● WHAT YOU WILL DO
Gather each line in the entries that includes the string "true".

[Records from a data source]
*** Begin section ***
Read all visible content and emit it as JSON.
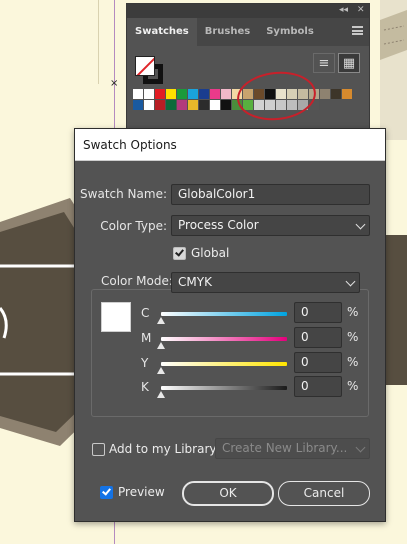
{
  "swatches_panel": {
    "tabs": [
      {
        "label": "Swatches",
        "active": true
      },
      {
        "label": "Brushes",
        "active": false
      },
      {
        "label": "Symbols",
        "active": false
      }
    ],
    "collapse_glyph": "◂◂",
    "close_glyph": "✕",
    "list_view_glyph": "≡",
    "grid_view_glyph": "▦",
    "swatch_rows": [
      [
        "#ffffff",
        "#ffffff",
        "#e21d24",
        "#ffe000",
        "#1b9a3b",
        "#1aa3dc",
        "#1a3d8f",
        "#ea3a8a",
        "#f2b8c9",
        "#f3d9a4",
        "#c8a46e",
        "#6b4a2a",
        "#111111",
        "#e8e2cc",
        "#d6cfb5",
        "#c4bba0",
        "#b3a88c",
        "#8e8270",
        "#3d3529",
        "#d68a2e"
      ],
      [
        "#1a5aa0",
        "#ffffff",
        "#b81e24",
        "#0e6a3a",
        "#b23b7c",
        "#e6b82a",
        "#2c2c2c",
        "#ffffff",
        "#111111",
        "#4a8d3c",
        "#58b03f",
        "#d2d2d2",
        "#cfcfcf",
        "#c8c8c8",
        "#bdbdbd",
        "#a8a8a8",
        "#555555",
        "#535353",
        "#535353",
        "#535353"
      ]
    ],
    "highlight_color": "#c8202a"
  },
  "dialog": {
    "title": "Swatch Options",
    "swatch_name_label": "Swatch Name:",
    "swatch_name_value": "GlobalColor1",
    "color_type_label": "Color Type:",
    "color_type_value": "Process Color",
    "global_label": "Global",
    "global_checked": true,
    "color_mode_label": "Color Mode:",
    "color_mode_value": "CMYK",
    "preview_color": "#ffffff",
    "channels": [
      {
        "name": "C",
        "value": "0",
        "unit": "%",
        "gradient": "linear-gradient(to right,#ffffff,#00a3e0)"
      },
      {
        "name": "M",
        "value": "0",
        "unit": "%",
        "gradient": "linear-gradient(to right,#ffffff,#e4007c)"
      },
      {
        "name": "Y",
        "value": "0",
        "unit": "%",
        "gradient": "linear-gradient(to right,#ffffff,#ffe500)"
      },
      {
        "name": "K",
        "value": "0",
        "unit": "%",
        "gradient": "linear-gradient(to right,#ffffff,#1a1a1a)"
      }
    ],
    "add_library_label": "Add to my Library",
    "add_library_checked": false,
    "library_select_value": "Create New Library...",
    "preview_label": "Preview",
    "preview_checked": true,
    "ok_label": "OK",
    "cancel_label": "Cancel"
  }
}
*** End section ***
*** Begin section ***
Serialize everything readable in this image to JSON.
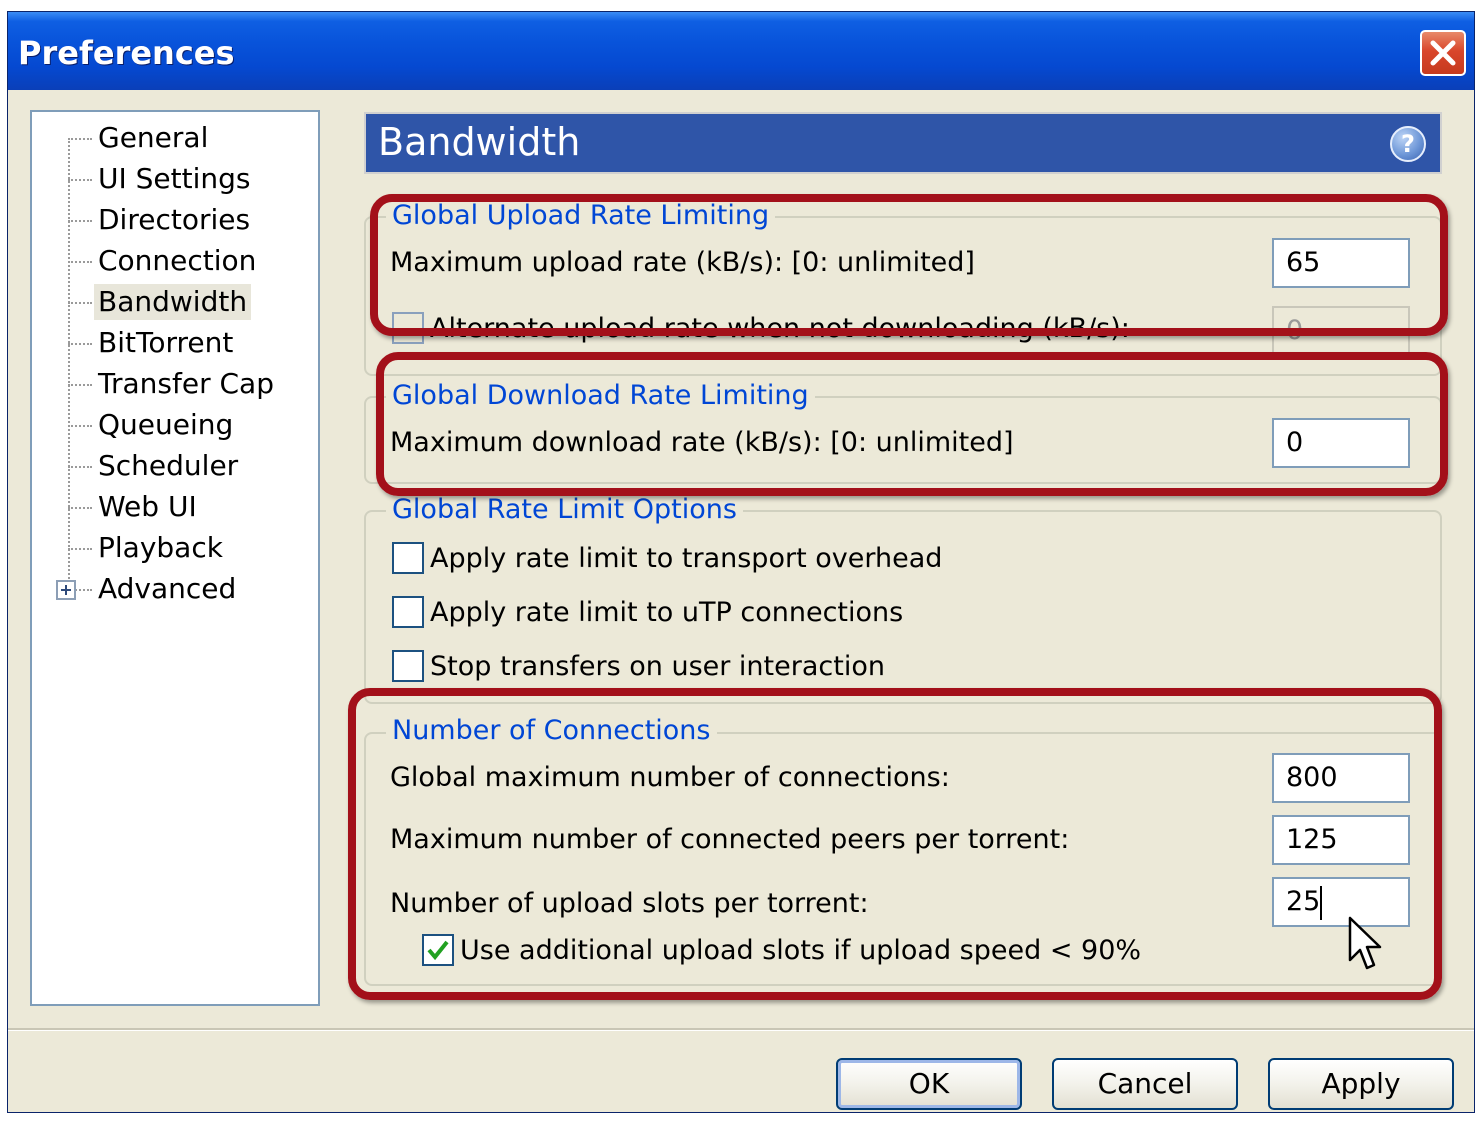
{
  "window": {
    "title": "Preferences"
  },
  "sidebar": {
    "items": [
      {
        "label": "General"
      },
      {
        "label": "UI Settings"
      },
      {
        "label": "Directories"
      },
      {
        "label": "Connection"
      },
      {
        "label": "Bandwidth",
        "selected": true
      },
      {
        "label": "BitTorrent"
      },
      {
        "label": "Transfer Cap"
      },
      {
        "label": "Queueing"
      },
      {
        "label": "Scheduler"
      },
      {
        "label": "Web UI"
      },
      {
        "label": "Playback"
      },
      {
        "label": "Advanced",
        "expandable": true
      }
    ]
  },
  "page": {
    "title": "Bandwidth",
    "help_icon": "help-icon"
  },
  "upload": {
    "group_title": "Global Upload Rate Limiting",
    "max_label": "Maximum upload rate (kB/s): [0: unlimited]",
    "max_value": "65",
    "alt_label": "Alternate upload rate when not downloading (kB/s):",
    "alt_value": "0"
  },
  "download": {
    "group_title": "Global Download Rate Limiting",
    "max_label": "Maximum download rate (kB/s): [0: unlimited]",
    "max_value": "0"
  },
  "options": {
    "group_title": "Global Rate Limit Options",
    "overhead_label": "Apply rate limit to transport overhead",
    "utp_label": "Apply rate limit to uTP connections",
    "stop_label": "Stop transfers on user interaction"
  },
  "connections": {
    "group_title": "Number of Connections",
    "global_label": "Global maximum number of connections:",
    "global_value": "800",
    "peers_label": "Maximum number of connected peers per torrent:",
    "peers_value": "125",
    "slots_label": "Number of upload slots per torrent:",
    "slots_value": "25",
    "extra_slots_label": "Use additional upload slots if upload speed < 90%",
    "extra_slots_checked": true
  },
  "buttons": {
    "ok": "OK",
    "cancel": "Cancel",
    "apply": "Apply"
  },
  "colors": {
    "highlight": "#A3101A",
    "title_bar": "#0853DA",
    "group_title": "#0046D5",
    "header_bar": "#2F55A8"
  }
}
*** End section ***
● ANSWER TO THIS TASK
        "active": true
    "global_checked": true,
    "preview_checked": true,
        "selected": true
        "expandable": true
    "extra_slots_checked": true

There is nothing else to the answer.